I’ve been diligently working on a back to school guide with eco-friendly options for school supplies, but haven’t quite finished it. While I’ve been working on it, the Center for Health, Environment and Justice (CHEJ) beat me to it. The CHEJ has released the first even back-to-school guide for PVC-free school supplies. You can download the PVC-free school supply guide from CHEJ’s website. You can sign up for the PVC Free Action Network to give updates, or skip it and just download the guide.
Why PVC free? Polyvinyl chloride plastic, also known as PVC or vinyl, is definitely not environmental friendly from manufacture to disposal. In fact, it has been called the poison plastic by many environmental advocates.
But just using PVC products can expose you to potentially harmful chemicals. To make PVC soft and flexible, phthalates are added to it. Phthalates are endocrine disruptors, and you can be exposed to phthalates from PVC, since phthalates off gas and also migrate, especially when PVC items are mouthed.

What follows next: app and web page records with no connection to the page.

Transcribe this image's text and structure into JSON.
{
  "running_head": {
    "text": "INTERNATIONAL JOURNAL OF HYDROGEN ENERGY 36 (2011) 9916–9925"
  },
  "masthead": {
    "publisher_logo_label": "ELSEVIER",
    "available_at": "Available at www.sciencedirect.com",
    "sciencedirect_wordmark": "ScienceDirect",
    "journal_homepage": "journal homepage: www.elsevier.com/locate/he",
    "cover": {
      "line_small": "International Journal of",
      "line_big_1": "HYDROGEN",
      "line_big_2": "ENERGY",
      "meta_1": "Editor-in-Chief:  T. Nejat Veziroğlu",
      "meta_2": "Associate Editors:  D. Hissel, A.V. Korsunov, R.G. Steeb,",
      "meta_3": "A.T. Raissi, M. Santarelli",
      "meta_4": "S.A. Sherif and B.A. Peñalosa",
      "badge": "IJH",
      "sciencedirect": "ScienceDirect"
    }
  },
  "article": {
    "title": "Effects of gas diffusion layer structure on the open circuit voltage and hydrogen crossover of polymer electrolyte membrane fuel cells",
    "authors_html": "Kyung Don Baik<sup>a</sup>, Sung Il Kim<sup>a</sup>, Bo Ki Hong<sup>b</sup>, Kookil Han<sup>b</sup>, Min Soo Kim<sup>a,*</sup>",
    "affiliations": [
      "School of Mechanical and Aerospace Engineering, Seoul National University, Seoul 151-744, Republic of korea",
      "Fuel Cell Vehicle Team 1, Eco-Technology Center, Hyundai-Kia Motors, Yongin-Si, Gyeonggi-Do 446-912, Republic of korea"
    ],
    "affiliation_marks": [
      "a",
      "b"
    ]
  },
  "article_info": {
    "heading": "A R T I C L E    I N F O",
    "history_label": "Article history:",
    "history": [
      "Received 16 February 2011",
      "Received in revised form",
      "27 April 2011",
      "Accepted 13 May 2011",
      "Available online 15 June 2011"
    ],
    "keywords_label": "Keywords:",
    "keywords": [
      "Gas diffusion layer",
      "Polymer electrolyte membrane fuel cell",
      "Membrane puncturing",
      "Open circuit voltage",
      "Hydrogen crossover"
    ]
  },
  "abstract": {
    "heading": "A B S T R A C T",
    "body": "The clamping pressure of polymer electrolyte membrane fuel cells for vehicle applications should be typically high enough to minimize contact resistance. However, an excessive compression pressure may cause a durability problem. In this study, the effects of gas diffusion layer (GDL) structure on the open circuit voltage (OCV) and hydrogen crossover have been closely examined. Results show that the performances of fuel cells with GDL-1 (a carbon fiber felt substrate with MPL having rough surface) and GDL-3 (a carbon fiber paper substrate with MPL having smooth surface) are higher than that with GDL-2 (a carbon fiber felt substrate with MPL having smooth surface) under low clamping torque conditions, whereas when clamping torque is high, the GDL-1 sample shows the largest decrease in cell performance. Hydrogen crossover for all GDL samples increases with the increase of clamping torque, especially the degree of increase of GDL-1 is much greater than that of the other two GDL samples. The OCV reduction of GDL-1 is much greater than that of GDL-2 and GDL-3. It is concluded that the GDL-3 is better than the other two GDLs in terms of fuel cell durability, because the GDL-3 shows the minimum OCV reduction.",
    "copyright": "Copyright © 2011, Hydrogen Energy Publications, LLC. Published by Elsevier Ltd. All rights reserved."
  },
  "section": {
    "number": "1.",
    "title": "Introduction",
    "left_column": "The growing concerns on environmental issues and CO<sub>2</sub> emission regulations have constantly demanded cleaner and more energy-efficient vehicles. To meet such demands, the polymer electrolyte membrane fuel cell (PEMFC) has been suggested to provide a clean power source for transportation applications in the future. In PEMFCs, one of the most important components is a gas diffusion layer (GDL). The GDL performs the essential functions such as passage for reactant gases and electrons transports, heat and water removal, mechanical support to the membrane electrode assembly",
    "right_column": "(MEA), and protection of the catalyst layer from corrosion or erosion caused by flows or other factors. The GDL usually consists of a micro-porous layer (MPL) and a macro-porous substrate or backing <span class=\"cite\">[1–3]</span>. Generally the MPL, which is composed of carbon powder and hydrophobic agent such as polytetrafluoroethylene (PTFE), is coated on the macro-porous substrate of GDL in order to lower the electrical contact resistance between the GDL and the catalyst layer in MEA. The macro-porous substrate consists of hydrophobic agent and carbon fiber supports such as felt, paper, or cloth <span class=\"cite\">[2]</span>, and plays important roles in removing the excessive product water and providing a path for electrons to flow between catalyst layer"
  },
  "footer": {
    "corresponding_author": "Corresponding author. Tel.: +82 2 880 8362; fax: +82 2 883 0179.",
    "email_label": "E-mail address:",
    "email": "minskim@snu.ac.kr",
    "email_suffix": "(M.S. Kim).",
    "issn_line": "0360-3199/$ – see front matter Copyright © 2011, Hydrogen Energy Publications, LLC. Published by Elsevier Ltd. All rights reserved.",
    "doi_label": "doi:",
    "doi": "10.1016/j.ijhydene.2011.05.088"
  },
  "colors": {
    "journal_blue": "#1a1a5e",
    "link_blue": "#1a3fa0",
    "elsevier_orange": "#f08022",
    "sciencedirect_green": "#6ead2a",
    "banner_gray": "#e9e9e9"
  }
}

PVC also must be stabilized and frequently the stabilizer is a lead salt, or cadmium or organotin. Lead particularly can migrate out of the plastic polymer and be picked up by your child. For the past several years, there have been concerns because of lead being detected in vinyl lined lunchboxes. I’ve recently tested several vinyl lunchboxes with a Niton XRF Analzer, and have only found lead in a Disney Tinkerbell lunch box in the paint used to make up Tinkerbell herself. The levels were around 800 ppm.
So, you might want to go PVC free. The CHEJ guide is great. For lunchboxes, several options are given. But, for young kids, the ones at Crocodile Creek, featuring barnyard animals, trucks and cars might be the best bet. My daughter has the pink horse lunch tote. Trust me, if you have a horse-crazy girl, the horse lunchbox at Crocodile Creek is great. It is free of PVC, phthalates and lead.